### Web page and app entries
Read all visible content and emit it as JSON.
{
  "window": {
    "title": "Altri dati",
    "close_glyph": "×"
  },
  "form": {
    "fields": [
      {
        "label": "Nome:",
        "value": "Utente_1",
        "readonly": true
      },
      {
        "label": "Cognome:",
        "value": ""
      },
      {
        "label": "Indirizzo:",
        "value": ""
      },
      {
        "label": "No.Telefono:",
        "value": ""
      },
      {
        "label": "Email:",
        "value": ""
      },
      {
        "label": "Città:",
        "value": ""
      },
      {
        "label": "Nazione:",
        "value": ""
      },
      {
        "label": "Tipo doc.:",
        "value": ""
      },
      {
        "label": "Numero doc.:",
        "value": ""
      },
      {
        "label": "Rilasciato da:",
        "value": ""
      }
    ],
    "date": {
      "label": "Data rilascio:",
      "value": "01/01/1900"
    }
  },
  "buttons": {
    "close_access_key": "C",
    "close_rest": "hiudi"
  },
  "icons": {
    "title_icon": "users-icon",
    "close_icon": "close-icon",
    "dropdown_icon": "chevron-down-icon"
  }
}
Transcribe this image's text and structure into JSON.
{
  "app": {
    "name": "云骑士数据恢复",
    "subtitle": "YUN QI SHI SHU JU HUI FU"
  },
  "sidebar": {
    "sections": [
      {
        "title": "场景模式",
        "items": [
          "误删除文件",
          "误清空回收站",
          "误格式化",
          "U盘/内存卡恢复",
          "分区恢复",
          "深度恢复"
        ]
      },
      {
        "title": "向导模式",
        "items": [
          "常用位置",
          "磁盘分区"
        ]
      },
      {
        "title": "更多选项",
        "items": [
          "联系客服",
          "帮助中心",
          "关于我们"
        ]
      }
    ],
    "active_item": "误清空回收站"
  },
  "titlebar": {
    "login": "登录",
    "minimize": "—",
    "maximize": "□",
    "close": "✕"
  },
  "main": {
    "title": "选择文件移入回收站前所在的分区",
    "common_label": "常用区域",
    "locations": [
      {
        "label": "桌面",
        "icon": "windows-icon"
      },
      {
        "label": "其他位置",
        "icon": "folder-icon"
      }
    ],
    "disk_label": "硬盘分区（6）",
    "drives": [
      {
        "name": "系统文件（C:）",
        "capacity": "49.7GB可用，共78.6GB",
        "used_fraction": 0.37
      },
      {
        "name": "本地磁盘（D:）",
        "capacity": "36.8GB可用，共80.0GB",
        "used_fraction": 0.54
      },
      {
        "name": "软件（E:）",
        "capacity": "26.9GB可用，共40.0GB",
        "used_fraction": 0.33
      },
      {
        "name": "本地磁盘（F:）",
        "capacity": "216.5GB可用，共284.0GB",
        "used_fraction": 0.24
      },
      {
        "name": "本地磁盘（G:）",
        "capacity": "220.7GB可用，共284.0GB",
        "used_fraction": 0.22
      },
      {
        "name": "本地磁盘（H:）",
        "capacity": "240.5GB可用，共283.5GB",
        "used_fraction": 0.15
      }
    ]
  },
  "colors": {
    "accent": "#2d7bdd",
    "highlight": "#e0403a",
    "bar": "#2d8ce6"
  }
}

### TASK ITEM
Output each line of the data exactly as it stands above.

### EXERCISE RESULT
Read all visible content and emit it as JSON.
{
  "window": {
    "title": "Altri dati",
    "close_glyph": "×"
  },
  "form": {
    "fields": [
      {
        "label": "Nome:",
        "value": "Utente_1",
        "readonly": true
      },
      {
        "label": "Cognome:",
        "value": ""
      },
      {
        "label": "Indirizzo:",
        "value": ""
      },
      {
        "label": "No.Telefono:",
        "value": ""
      },
      {
        "label": "Email:",
        "value": ""
      },
      {
        "label": "Città:",
        "value": ""
      },
      {
        "label": "Nazione:",
        "value": ""
      },
      {
        "label": "Tipo doc.:",
        "value": ""
      },
      {
        "label": "Numero doc.:",
        "value": ""
      },
      {
        "label": "Rilasciato da:",
        "value": ""
      }
    ],
    "date": {
      "label": "Data rilascio:",
      "value": "01/01/1900"
    }
  },
  "buttons": {
    "close_access_key": "C",
    "close_rest": "hiudi"
  },
  "icons": {
    "title_icon": "users-icon",
    "close_icon": "close-icon",
    "dropdown_icon": "chevron-down-icon"
  }
}
Transcribe this image's text and structure into JSON.
{
  "app": {
    "name": "云骑士数据恢复",
    "subtitle": "YUN QI SHI SHU JU HUI FU"
  },
  "sidebar": {
    "sections": [
      {
        "title": "场景模式",
        "items": [
          "误删除文件",
          "误清空回收站",
          "误格式化",
          "U盘/内存卡恢复",
          "分区恢复",
          "深度恢复"
        ]
      },
      {
        "title": "向导模式",
        "items": [
          "常用位置",
          "磁盘分区"
        ]
      },
      {
        "title": "更多选项",
        "items": [
          "联系客服",
          "帮助中心",
          "关于我们"
        ]
      }
    ],
    "active_item": "误清空回收站"
  },
  "titlebar": {
    "login": "登录",
    "minimize": "—",
    "maximize": "□",
    "close": "✕"
  },
  "main": {
    "title": "选择文件移入回收站前所在的分区",
    "common_label": "常用区域",
    "locations": [
      {
        "label": "桌面",
        "icon": "windows-icon"
      },
      {
        "label": "其他位置",
        "icon": "folder-icon"
      }
    ],
    "disk_label": "硬盘分区（6）",
    "drives": [
      {
        "name": "系统文件（C:）",
        "capacity": "49.7GB可用，共78.6GB",
        "used_fraction": 0.37
      },
      {
        "name": "本地磁盘（D:）",
        "capacity": "36.8GB可用，共80.0GB",
        "used_fraction": 0.54
      },
      {
        "name": "软件（E:）",
        "capacity": "26.9GB可用，共40.0GB",
        "used_fraction": 0.33
      },
      {
        "name": "本地磁盘（F:）",
        "capacity": "216.5GB可用，共284.0GB",
        "used_fraction": 0.24
      },
      {
        "name": "本地磁盘（G:）",
        "capacity": "220.7GB可用，共284.0GB",
        "used_fraction": 0.22
      },
      {
        "name": "本地磁盘（H:）",
        "capacity": "240.5GB可用，共283.5GB",
        "used_fraction": 0.15
      }
    ]
  },
  "colors": {
    "accent": "#2d7bdd",
    "highlight": "#e0403a",
    "bar": "#2d8ce6"
  }
}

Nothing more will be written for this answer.